|Start date||01/03/2010||End date:||28/02/2013|
|Program||CIP-ICT-PSP.2009.4.1||Grant Agreement ID: 250496||View Cordis file card|
|Topic||ICT for energy efficiency in social housing|
Energy efficiency investments are a cost-effective means for decreasing energy consumption, reducing energy bills and reducing the likelihood for energy poverty. The eSESH solution, offering energy management(EMS)and awareness, services based (EAS) on ICT and smart metering, achieved 9%savings for heating and 5.9% for electricityon average:additionally, 5.457m³ hot water and 3.186m³ cold water were saved.Savings amount to 570MWh which equals 134 tons of CO2per year. Financial pay-off is achieved by most stakeholders during the first 3 years and by almost all stakeholders after ten year across ten pilot sites in sixcountries. The socio-economic net benefit for the eSESH project, extrapolated for ten years, amounts to €1.9Million.
- D1.1: Requirements for eSESH services and systems v1
- D1.3 Requirements for eSESH services and systems v2
- D3.2 eSESH service specification
- D4.2 The eSESH prototype system
- D5.2 eSESH pilot operation
- D7.2 eSESH pilot outcomes
- D8.3 eSESH Guide for replication
Over 5,000 tenants were provided with EAS and EMS services across ten pilots in six countries. Though all pilots follow the same approach, the local conditions were highly diversified with regard to resources, building standards and equipment required. Heat production, for instance, might range from electricity heaters in each flat to CHPs in a local district heating grid.
The eSESH-solution proofed that standardising requirements, use cases and architecture to the wide range of pilot sites is possible and successful. The eSESH solution is based onSmart Metersmeasuringamounts of energy or water flowing throughthem and capable of communicating the readings autonomously every few minutes to a centralised server. Two major service categories are distinguished: Energy Awareness Systems, which provide tenants with greatly enhanced, timely feedback about their energy use, and Energy Management Systems (EMS), enablingend users (tenants), housing providers and/or energy providers to manage energy consumption in smart ways, leading to greater efficiency and lower GHG emissions.
Five key stakeholders are identified by the projectalong with public authorities (policy makers, local city councils). Social housing companies provide living space and are the main referencepoint for all stakeholders including tenants.

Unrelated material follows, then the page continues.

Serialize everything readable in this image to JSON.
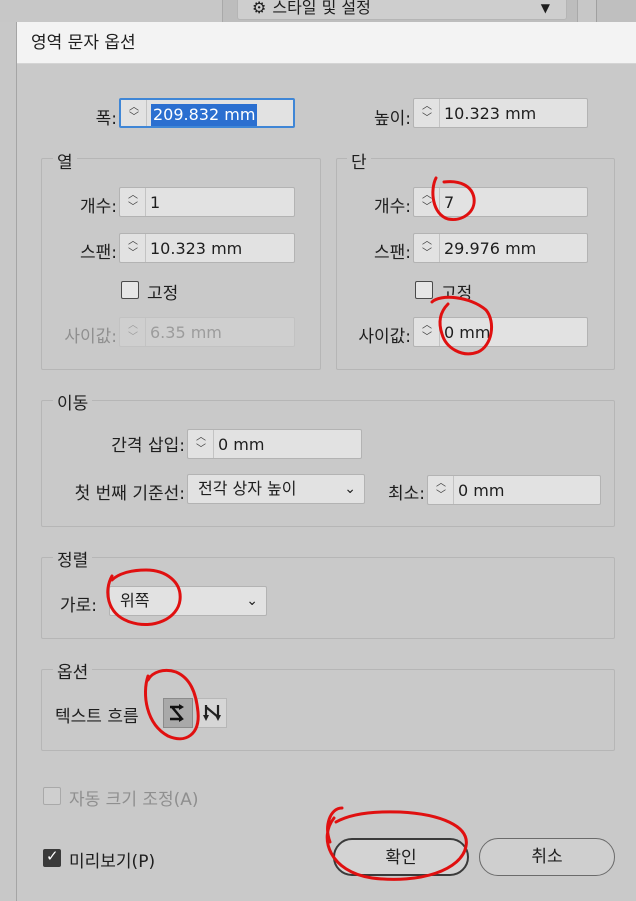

Once responsible for readingoftraditional meters, the measurement provider adopts a new business model using new technologiesoftendevelopedbyIT-companies. In most pilot sites the energy provider remainspassive or, in some cases, isactively hindering access to building infrastructure and / or the collection of data required. Lessons learnt are provided for all stakeholders.